I work in painting, filmmaking, animation, and interactive installation. While my practice is greatly influenced by my personal journey, I have experienced a range of educational experiences, from the US, Thailand, and I am currently pursuing my MFA in Qatar. I grew up outside of Ethiopia, so visiting the country and getting a sense of the current film community there was inspiring.
My work is greatly inspired by the two cultures I come from. My mother is from Jamaica, and my father is from Ethiopia. I am inspired to tell the stories of the histories of both ancestries. I do so mainly through my films, combining folklore with real histories through animation.
This process includes meditation, ongoing research, and traveling to truly immerse myself in the world of the story I am creating. Within my painting and drawing work, I express more personal stories. I’ve used film to collectively heal, while I use painting to personally express.
Filmmaking in Ethiopia
I don’t see it as lacking but instead a place with limitless potential. This is because places like New York are full of so many artists wanting to make it to the top, in an environment of already established systems of success, making a lot of things inaccessible to most artists.

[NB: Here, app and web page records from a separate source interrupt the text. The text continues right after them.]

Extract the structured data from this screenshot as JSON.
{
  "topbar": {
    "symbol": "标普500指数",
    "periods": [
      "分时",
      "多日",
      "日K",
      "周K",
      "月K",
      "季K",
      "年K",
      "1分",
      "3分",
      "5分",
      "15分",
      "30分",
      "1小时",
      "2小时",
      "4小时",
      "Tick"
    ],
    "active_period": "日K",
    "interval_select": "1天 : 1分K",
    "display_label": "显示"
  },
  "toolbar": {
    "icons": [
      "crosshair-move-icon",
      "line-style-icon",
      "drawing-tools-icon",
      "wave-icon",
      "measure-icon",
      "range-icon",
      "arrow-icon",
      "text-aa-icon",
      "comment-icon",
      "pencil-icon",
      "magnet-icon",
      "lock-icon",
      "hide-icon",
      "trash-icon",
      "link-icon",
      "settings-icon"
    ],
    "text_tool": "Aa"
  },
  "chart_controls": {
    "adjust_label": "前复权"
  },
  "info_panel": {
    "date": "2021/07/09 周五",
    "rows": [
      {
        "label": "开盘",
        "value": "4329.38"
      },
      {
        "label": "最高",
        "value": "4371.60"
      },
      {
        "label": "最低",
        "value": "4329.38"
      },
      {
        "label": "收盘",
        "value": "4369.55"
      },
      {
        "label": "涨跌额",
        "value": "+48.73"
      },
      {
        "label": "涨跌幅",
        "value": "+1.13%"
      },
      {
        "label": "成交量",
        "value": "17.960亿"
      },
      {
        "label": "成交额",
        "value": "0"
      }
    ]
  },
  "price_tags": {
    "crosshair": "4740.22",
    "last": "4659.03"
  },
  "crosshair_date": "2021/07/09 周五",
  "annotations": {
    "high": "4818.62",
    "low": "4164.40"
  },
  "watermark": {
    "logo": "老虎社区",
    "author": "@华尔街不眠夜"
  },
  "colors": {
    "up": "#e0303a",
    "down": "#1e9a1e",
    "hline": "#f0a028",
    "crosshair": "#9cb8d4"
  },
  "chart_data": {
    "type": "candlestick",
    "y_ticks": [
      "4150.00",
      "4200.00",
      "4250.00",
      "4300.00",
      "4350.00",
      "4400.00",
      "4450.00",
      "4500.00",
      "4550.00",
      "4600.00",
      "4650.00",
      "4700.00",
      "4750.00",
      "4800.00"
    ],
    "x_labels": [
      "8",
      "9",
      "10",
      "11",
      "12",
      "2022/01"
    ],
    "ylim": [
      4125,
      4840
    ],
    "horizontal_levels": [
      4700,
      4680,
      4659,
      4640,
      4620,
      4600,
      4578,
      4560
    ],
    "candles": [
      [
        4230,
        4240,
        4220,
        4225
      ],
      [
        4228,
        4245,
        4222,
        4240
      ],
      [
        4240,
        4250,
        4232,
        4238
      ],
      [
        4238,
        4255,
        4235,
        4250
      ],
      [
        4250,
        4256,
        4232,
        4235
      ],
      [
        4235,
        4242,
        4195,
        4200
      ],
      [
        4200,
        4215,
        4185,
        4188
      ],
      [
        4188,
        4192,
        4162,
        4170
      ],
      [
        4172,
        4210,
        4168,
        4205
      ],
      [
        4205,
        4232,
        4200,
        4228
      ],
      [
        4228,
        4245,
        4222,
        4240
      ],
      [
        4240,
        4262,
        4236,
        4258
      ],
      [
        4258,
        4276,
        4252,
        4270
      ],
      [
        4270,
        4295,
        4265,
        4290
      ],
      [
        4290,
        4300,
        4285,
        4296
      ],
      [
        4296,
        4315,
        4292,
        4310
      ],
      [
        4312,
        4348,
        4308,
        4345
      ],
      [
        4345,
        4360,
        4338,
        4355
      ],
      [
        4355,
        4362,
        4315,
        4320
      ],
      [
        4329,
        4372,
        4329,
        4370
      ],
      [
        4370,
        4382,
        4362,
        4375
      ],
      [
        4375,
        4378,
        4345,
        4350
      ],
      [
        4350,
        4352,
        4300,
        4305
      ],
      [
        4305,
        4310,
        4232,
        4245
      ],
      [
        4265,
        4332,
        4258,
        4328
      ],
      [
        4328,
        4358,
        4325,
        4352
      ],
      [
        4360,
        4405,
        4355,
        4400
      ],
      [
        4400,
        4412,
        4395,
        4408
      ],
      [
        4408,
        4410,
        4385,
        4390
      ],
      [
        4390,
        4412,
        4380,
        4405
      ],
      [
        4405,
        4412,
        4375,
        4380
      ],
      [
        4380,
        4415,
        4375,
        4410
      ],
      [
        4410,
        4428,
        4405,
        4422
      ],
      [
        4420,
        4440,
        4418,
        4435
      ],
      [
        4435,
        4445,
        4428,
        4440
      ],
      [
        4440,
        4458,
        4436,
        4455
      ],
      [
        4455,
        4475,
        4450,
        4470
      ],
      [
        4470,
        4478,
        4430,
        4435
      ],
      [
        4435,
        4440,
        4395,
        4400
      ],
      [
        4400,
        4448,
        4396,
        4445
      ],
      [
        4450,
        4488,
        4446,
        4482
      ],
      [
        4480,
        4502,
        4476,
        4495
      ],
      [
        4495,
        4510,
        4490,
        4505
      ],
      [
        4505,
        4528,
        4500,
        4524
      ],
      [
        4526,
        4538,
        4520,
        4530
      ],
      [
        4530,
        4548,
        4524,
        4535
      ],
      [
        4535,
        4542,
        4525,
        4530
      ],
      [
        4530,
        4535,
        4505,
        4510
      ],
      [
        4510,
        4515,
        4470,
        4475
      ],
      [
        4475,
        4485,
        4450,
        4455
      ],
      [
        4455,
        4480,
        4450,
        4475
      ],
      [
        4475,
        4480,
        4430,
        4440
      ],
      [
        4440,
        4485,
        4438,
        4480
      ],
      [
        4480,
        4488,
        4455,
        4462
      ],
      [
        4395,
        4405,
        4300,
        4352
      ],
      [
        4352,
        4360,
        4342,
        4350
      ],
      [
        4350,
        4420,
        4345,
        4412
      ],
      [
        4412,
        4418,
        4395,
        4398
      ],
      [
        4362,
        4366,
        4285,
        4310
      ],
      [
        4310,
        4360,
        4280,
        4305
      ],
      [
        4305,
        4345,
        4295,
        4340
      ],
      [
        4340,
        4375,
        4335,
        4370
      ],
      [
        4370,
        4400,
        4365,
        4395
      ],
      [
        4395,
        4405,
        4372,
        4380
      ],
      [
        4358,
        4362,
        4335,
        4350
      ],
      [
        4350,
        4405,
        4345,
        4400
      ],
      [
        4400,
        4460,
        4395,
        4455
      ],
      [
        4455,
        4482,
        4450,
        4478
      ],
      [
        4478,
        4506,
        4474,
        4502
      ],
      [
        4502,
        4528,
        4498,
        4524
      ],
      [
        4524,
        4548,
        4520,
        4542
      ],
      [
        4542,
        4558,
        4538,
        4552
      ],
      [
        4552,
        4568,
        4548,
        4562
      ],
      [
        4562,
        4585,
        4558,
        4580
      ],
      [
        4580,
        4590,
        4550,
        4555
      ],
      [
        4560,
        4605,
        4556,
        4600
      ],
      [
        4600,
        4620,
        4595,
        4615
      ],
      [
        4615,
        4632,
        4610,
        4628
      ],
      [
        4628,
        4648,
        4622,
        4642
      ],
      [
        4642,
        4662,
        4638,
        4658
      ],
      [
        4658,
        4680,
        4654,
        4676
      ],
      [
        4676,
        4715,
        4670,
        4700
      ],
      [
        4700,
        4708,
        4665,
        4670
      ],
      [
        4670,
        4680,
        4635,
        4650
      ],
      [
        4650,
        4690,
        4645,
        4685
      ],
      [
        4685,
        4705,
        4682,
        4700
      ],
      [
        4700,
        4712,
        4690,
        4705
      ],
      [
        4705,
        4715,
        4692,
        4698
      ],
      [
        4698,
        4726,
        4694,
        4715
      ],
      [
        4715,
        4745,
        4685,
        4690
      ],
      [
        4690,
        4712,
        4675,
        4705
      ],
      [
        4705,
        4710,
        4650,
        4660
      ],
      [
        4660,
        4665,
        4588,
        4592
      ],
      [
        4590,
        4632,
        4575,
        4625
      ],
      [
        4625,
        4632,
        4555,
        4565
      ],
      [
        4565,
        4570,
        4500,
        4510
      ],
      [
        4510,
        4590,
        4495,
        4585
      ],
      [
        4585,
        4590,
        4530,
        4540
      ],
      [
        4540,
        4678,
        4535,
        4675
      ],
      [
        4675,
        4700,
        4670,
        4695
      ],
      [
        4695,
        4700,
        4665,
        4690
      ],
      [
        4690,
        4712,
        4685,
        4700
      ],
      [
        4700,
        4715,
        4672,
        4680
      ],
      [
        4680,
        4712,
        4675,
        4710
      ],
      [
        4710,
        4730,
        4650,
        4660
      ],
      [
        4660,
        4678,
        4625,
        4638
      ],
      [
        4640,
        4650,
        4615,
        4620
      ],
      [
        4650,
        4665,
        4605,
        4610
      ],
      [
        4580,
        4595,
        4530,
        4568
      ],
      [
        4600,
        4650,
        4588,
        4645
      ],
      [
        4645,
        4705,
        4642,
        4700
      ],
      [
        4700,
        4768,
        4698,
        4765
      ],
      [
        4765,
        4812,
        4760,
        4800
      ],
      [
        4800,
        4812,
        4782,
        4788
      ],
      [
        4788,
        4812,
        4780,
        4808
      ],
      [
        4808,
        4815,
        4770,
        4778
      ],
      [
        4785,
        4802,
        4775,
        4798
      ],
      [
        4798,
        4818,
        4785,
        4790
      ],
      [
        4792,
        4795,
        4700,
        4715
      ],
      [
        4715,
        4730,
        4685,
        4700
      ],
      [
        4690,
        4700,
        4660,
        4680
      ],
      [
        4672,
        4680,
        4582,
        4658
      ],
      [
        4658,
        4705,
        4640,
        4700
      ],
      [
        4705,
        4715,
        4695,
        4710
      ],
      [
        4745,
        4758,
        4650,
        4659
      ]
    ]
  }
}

Whereas, Addis Ababa, for example, has an early developing film/art community so there is so much potential there to build and innovate. I hope I can be a part of building it with our community in the future.
Yene Fikir Ethiopia
Yene Fikir Ethiopia is set during the time of the Derg. It follows the journey of a young girl seeing her world change before her eyes, and navigating her way through this chaotic world. She is divinely guided on her journey, and in the process evolves from the power she learns that lives within her. It screened in Addis Ababa, January 2020 at Alliance Ethio Francaise. After its international festival run, it will eventually be released online. My previous film, The Water Will Carry Us Home is set during the time of the transatlantic slave trade when enslaved Africans were thrown off ships in the Atlantic ocean. I combine this true history with West African folklore, bringing the presence of mermaid deities in the story who save the souls of the dying and transform them into mermaids that live on in the waters.
My films are not meant to be of Black people being victimized like we usually see on screen, but instead films that reclaim our history and forgotten collective power. Ultimately, they are also meant to open the doors of healing within us.
Stop Motion Animation
I love stop motion animation because it is most enjoyable to me as a painter, and is in a sense a dying art in a digital age. I often unveil my animations in film in a storybook-like manner. My art style is something that has been evolving through my entire life and still is. I chose to be an artist when I was a child and have been naturally developing my unique mark since then. Since I was a child I was always looking at art from Ancient African and Asian history, and that also came out in my style. I’d say by high school, people could look at a piece of mine without a name and say yeah, that’s Tesfaye’s.
My challenges in Ethiopia range from not being accepted, judged, and misunderstood. Many Ethiopian people are very conservative, perhaps it is interwoven with our stronghold on our religion. I once painted a mural in Addis Ababa and it was quickly painted over because it was ” Buda, Illuminati, and not of our culture or religion”. People have also told me I am “not Ethiopian at all” because of the unique way I choose to dress. I’ve had to overcome my resentments around this and try to express it in the best way I can. It is something to be handled with wisdom and not emotions. Here we see a complex relationship between being an artist and the Ethiopian identity. After the mural was painted over I spent a few hours in deep sadness and contemplation of who I was as an Ethiopian making art here. I wondered if I was accepted by my family. I listened to the difficult experiences of other artists in the community.
What I am learning right now is it is not necessarily our job to look at this world and try to find our place in it and get offended that there isn’t one. It is our job as artists, creatives, and designers to create a place for ourselves in society. The way we create it can also trigger new behaviors towards art and artists in Ethiopia.
Words of Encouragement
Don’t limit yourself. Strive to find deeper meanings and reflections of your soul within your work. Research the topics, time periods, forms that excite you and see what dots you connect. Don’t allow doom and gloom surroundings to define who you are, what you are made of, and where you are going. Recharge your power when you need to.
COVID-19 and Creatives
I am the type of person where the world could be collapsing and I will still see a faint light at the end of the tunnel. This did not ruin us and we are only at the beginning of our creative greatness. This will pass and only make us stronger. I am excited to see when the pandemic passes, what beauty and power the creative spirit will explode into saying.
Spirited Away by Hayao Miyazaki. I’m an animator, so of course! However, this has been my favorite film since I was a child. It’s out there in the world, symbolism and metaphorical storytelling is so beautiful. Miyazaki is one of the greatest animators of our time.
Facebook: @Gabrielle Frewayni Tesfaye